Inflation may have dropped to its lowest level for more than a year, but there was little to be cheery about in the latest official figures as food prices continued to race higher.
The data from the Office for National Statistics (ONS) showed Consumer Prices Index (CPI) inflation fell to 8.7% in April, down from 10.1% in March, as energy prices stabilised after sky-high rises a year ago.
However, food price inflation remained close to levels not seen for more than 45 years, at 19.3%, keeping household finances very much still under pressure.
– If inflation has dropped so sharply, why are experts so concerned by the latest figures?
The fall in inflation was expected to be far greater, with experts pencilling in a drop to 8.2% in April.
It was also higher than the 8.4% predicted by the Bank of England just two weeks ago.

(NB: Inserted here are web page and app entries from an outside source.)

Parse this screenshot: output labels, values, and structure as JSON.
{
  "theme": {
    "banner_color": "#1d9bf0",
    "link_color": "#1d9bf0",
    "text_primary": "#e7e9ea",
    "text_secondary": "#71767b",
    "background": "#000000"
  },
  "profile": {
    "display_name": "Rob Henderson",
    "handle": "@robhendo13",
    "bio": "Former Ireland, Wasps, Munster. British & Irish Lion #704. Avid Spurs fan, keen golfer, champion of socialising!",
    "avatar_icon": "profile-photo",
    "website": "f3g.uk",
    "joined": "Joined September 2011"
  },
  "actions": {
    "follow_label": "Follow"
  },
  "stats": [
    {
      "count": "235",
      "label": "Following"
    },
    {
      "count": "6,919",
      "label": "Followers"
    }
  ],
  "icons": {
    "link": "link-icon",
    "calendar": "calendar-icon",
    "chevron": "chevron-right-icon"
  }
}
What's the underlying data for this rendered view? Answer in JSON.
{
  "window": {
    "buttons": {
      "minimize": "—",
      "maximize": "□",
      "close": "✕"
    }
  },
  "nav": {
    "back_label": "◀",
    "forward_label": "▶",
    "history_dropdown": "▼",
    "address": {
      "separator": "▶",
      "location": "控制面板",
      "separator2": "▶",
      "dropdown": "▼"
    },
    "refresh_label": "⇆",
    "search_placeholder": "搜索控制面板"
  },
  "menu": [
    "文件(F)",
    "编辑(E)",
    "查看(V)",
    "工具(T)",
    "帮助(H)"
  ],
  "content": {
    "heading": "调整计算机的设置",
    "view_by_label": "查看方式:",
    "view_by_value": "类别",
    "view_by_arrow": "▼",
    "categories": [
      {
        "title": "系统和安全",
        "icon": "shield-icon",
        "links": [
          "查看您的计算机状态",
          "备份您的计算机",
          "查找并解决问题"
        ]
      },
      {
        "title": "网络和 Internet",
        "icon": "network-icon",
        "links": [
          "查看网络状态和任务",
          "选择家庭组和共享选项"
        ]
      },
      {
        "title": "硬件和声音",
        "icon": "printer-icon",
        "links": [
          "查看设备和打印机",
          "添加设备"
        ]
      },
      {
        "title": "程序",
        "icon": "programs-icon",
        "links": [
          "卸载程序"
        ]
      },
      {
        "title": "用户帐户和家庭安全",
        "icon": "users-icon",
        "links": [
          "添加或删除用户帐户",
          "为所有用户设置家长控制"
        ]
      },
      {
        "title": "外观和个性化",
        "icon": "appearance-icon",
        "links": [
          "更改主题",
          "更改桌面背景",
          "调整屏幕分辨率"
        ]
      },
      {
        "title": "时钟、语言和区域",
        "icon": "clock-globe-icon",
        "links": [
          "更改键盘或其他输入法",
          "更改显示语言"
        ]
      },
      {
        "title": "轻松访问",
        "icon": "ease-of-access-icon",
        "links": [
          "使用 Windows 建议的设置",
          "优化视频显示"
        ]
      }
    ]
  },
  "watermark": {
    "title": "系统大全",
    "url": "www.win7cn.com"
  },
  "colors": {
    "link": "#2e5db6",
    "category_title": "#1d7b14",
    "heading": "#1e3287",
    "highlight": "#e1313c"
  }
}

CPI has come in higher than predicted for three months in a row now, as inflation has proven painfully stubborn.
And while welcome, the fall in inflation was expected, given that energy prices have stabilised since the energy price guarantee came into effect last October.
– What is behind April’s higher-than-expected inflation?
Rocketing food prices appear to be the key reason why inflation has failed to fall as fast as hoped.
On Tuesday, Chancellor Jeremy Hunt said the Government “stands ready” to update pricing rules after he spoke to representatives from the food industry to raise concerns over the sky-rocketing cost of groceries.
There have been some small signs that food prices may soon be on the descent, but retailers appear to be passing on little in the way of meaningful cuts, despite reporting that commodity prices are beginning to ease.
– What do the higher-than-expected inflation figures mean for me?
Economists are warning that April’s higher-than-forecast CPI may mean yet more interest rate rises on the cards, which will pile further pain on already financially stretched households.
It had been hoped that the May rise could be the last for a while, but experts said this month’s 8.7% reading increases the chances of further hikes.
James Smith, an economist at ING, said data “undoubtedly puts pressure on the Bank of England to hike by another 25 basis points in June”.
But he added “it’s not a foregone conclusion, not least because we still have another set of data before the meeting”, and pointed to the fact that jobs and wages data have been “moving in the right direction”.
– When can we hope to see respite from the cost crisis?
Bank of England governor Andrew Bailey insisted in a Commons committee hearing with MPs on Tuesday that inflation has “turned the corner”.
It predicted earlier this month that inflation would fall to 5.1% in the fourth quarter of 2023, narrowly seeing the Government hit its target to halve inflation by the end of the year.
The latest inflation surprise has cast doubt over the Government achieving its goal, although Mr Hunt said the target was “still absolutely deliverable”.
– How can the Government be so sure it will hit its inflation target?
Energy prices are due to fall sharply from July, with Ofgem set to confirm on Thursday the new price cap level when the current energy price guarantee limiting bills to £2,500 a year comes to an end.
But if food prices fail to begin their descent soon and with prices still rising across the board on everything from rent to council tax, water and broadband bills, that inflation target could yet prove elusive.